Returning to the United States, he established his headquarters at Governor's Island, NY and began assembling staff to assist him in his new role as commander of the First US Army.  Returning to Britain in October 1943, Bradley took part in the planning for D-Day (Operation Overlord). A believer in employing airborne forces to limit German access to the coast, he lobbied for the use of the 82nd and 101st Airborne Divisions in the operation.

Northwest Europe:

As commander of the US First Army, Bradley oversaw the American landings on Omaha and Utah Beaches from the cruiser USS Augusta on June 6, 1944. Troubled by the stiff resistance at Omaha, he briefly considered evacuating troops from the beach and sending the follow-on waves to Utah. This proved unnecessary and three days later he shifted his headquarters ashore. As Allied forces built up in Normandy, Bradley was elevated to lead the 12th Army Group.

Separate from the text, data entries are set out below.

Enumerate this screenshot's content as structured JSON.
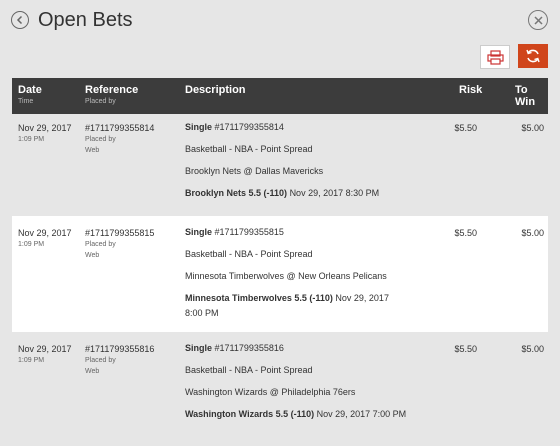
{
  "title": "Open Bets",
  "columns": {
    "date": "Date",
    "date_sub": "Time",
    "reference": "Reference",
    "reference_sub": "Placed by",
    "description": "Description",
    "risk": "Risk",
    "to_win": "To Win"
  },
  "bets": [
    {
      "date": "Nov 29, 2017",
      "time": "1:09 PM",
      "reference": "#1711799355814",
      "placed_by_label": "Placed by",
      "placed_by": "Web",
      "type": "Single",
      "type_ref": "#1711799355814",
      "market": "Basketball - NBA - Point Spread",
      "event": "Brooklyn Nets @ Dallas Mavericks",
      "selection": "Brooklyn Nets 5.5 (-110)",
      "event_time": "Nov 29, 2017 8:30 PM",
      "risk": "$5.50",
      "to_win": "$5.00"
    },
    {
      "date": "Nov 29, 2017",
      "time": "1:09 PM",
      "reference": "#1711799355815",
      "placed_by_label": "Placed by",
      "placed_by": "Web",
      "type": "Single",
      "type_ref": "#1711799355815",
      "market": "Basketball - NBA - Point Spread",
      "event": "Minnesota Timberwolves @ New Orleans Pelicans",
      "selection": "Minnesota Timberwolves 5.5 (-110)",
      "event_time": "Nov 29, 2017 8:00 PM",
      "risk": "$5.50",
      "to_win": "$5.00"
    },
    {
      "date": "Nov 29, 2017",
      "time": "1:09 PM",
      "reference": "#1711799355816",
      "placed_by_label": "Placed by",
      "placed_by": "Web",
      "type": "Single",
      "type_ref": "#1711799355816",
      "market": "Basketball - NBA - Point Spread",
      "event": "Washington Wizards @ Philadelphia 76ers",
      "selection": "Washington Wizards 5.5 (-110)",
      "event_time": "Nov 29, 2017 7:00 PM",
      "risk": "$5.50",
      "to_win": "$5.00"
    }
  ],
  "icons": {
    "back": "chevron-left-icon",
    "close": "close-icon",
    "print": "print-icon",
    "refresh": "refresh-icon"
  },
  "colors": {
    "accent": "#d0451b",
    "header_bg": "#3c3c3c"
  }
}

As early attempts to push deeper inland failed, he planned Operation Cobra with the goal of breaking out of the beachhead near St. Lo. Commencing in late July, the operation saw a liberal use of air power before ground forces smashed through the German lines and began a dash across France. As his two armies, the Third under Patton and the First under Lieutenant General Courtney Hodges, advanced towards the German border, Bradley advocated for a thrust into the Saarland.

This was denied in favor of Field Marshal Bernard Montgomery's Operation Market-Garden.

While Market-Garden bogged down in September 1944, Bradley's troops, spread thin and short on supplies, fought brutal battles in the Hürtgen Forest, Aachen, and Metz. In December, Bradley's front absorbed the brunt of the German offensive during the Battle of the Bulge. After stopping the German assault, his men played a key role in pushing the enemy back, with Patton's Third Army making an unprecedented turn north to relieve the 101st Airborne at Bastogne. During the fighting, he was angered when Eisenhower temporarily assigned First Army to Montgomery for logistical reasons.

Promoted to general in March 1945, Bradley led 12th Army Group, now four armies strong, through the final offensives of the war and successfully captured a bridge over the Rhine at Remagen. In a final push, his troops formed the southern arm of a massive pincer movement which captured 300,000 German troops in the Ruhr, before meeting up with Soviet forces at the Elbe River.

Postwar:

With the surrender of Germany in May 1945, Bradley was eager for a command in the Pacific. This was not forthcoming as General Douglas MacArthur was not in need of another army group commander.

On August 15, President Harry S. Truman appointed Bradley to the head of the Veterans Administration. While not thrilled with the assignment, Bradley worked diligently to modernize the organization to meet the challenges it would face in the postwar years. Basing his decisions on the needs of veterans rather than political considerations, he built a nationwide system of offices and hospitals as well as revised an updated the GI Bill and arranged for job training.

In February 1948, Bradley was appointed Army Chief of Staff to replace the departing Eisenhower. He remained in this post only eighteen months as he was named the first Chairman of the Joint Chiefs of Staff on August 11, 1949. With this, came a promotion to General of the Army (5-star) the following September. Remaining in this position for four years, he oversaw US operations during the Korean War and was forced to rebuke General Douglas MacArthur for wishing to expand the conflict into Communist China.

Retiring from the military in 1953, Bradley moved into the private sector and served as chairman of the board of the Bulova Watch Company from 1958 until 1973. Following the death of his wife Mary of leukemia in 1965, Bradley married Esther Buhler on September 12, 1966. During the 1960s, he served as a member of President Lyndon Johnson's "Wise Men" think tank and later acted as a technical advisor on the film Patton. Bradley died on April 8, 1981, and was buried at Arlington National Cemetery.

Selected Sources